Summer wildlife on the Long Mynd at Carding Mill Valley

Golden ringed dragonfly up close on a branch

Summer is one of the best times of year to head to the top of the Long Mynd, with the heather in flower and the whinberries ready to eat. There're also lots of butterflies, birds and dragonflies to look out for.

Summer in bloom

July is when the whinberry crop starts to appear and in August the hilltop becomes a purple carpet of flowering heather, which gives the air a wonderful heady scent.
In the wet boggy areas, look out for the distinctive tufts of cotton on the cotton grass as well as the pink flowers of bog pimpernel, the yellow bog asphodel and also the two insect-eating plants, butterwort and sundew.
The former was used to curdle butter, presumably because it is one of the few plants to contain fat. Throughout the summer the stream sides are lined with lemon-scented fern and delicate lady fern.

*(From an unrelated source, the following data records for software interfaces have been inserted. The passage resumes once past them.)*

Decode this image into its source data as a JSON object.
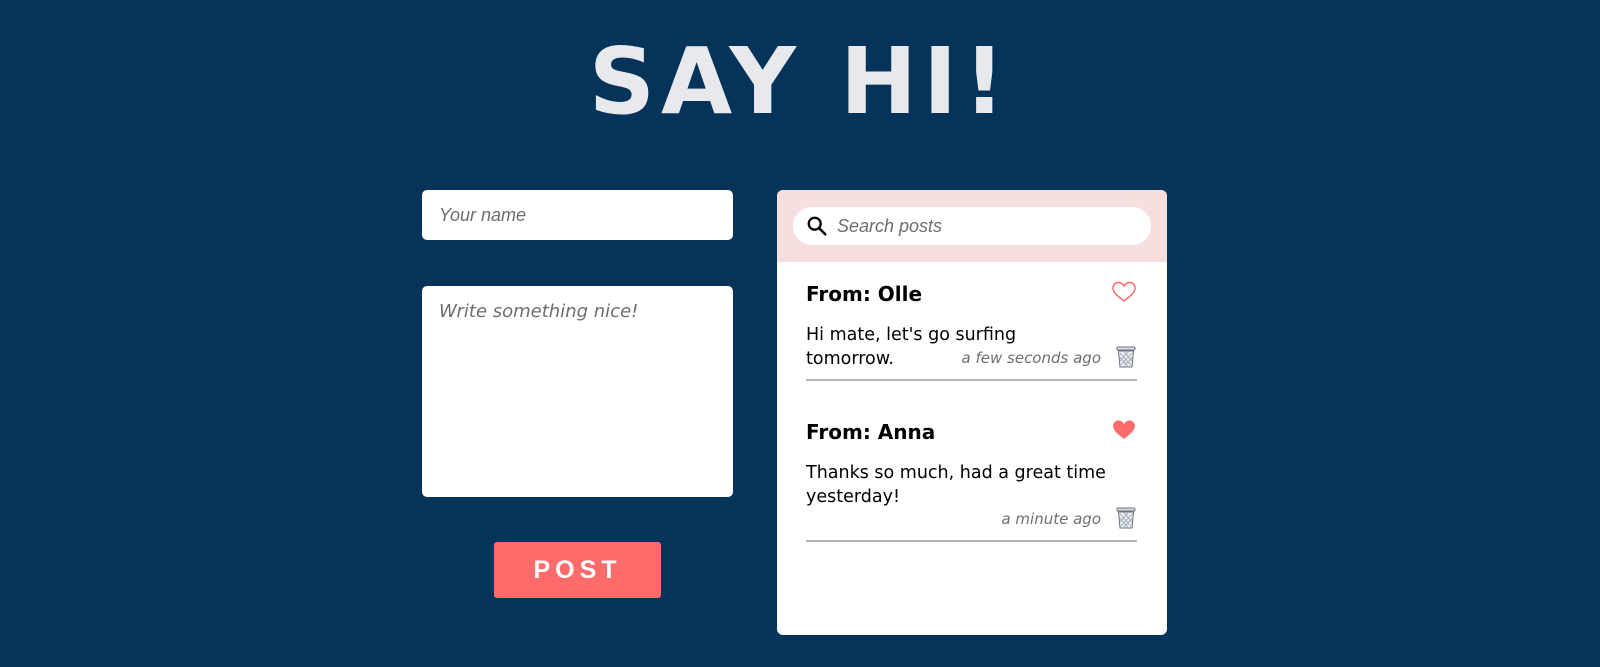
{
  "header": {
    "title": "SAY HI!"
  },
  "form": {
    "name_placeholder": "Your name",
    "message_placeholder": "Write something nice!",
    "post_label": "POST"
  },
  "feed": {
    "search_placeholder": "Search posts",
    "posts": [
      {
        "from": "From: Olle",
        "message": "Hi mate, let's go surfing tomorrow.",
        "time": "a few seconds ago",
        "liked": false
      },
      {
        "from": "From: Anna",
        "message": "Thanks so much, had a great time yesterday!",
        "time": "a minute ago",
        "liked": true
      }
    ]
  },
  "colors": {
    "background": "#06335a",
    "accent": "#fd6b6b",
    "search_header": "#f8dfdf"
  }
}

Bird spotting

Most of the birds are summer visitors, arriving between mid March and early May. They leave again in or around August and September. 
Later in the summer, large flocks of mistle thrush move up the valleys, feeding on bilberry, but otherwise this a quiet time for birds and few are seen or heard.
Most are preparing for their migration, either to the lowlands and coasts or to Iberia and Africa. The adults moult and the newly-fledged young feed, hidden in the dense foliage, to build up the resources for their forthcoming ordeal.

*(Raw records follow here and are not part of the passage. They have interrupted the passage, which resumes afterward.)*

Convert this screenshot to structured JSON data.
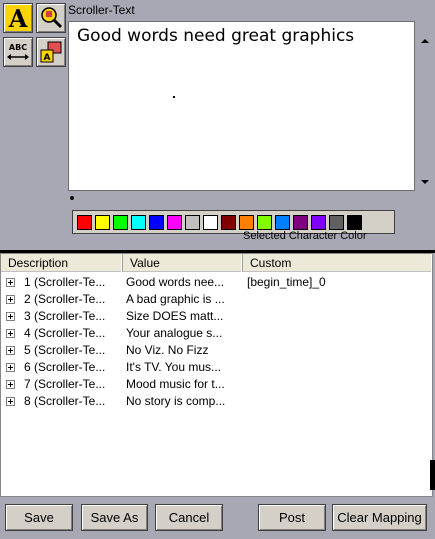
{
  "editor": {
    "title": "Scroller-Text",
    "content": "Good words need great graphics"
  },
  "tools": [
    {
      "name": "text-style-icon"
    },
    {
      "name": "zoom-text-icon"
    },
    {
      "name": "text-width-icon"
    },
    {
      "name": "text-color-image-icon"
    }
  ],
  "palette": {
    "label": "Selected Character Color",
    "colors": [
      "#ff0000",
      "#ffff00",
      "#00ff00",
      "#00ffff",
      "#0000ff",
      "#ff00ff",
      "#c0c0c0",
      "#ffffff",
      "#800000",
      "#ff8000",
      "#80ff00",
      "#0080ff",
      "#800080",
      "#8000ff",
      "#606060",
      "#000000"
    ]
  },
  "table": {
    "headers": {
      "description": "Description",
      "value": "Value",
      "custom": "Custom"
    },
    "rows": [
      {
        "description": "1 (Scroller-Te...",
        "value": "Good words nee...",
        "custom": "[begin_time]_0"
      },
      {
        "description": "2 (Scroller-Te...",
        "value": "A bad graphic is ...",
        "custom": ""
      },
      {
        "description": "3 (Scroller-Te...",
        "value": "Size DOES matt...",
        "custom": ""
      },
      {
        "description": "4 (Scroller-Te...",
        "value": "Your analogue s...",
        "custom": ""
      },
      {
        "description": "5 (Scroller-Te...",
        "value": "No Viz. No Fizz",
        "custom": ""
      },
      {
        "description": "6 (Scroller-Te...",
        "value": "It's TV. You mus...",
        "custom": ""
      },
      {
        "description": "7 (Scroller-Te...",
        "value": "Mood music for t...",
        "custom": ""
      },
      {
        "description": "8 (Scroller-Te...",
        "value": "No story is comp...",
        "custom": ""
      }
    ]
  },
  "buttons": {
    "save": "Save",
    "save_as": "Save As",
    "cancel": "Cancel",
    "post": "Post",
    "clear_mapping": "Clear Mapping"
  }
}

This is the time of year when insects are most active. On warm days in early summer, common heath moths fly in good numbers amongst the heather.
In the evenings, fox moths and oak eggars can be seen flying rapidly over the heath. Walking through the bracken disturbs brown silver-line moths, and stripy broom moth caterpillars can be seen feeding on the fronds.

Spreading their wings

Many butterflies (including small heaths, graylings, green-veined whites and maybe even dark-green fritillaries) can be seen along the track sides, dry grassy areas and in wet flushes.
In August the second brood of small coppers emerge and robust tachanid flies can be seen searching for large caterpillars, such as those of the emperor moth, to parasitise.
On warm days throughout the summer, pools are alive with the whirring of dragonfly wings including large numbers of black darters and common hawkers.
Delicate brown china mark moths are often disturbed around the pools, while golden-ringed dragonflies fly lazily up and down the streams.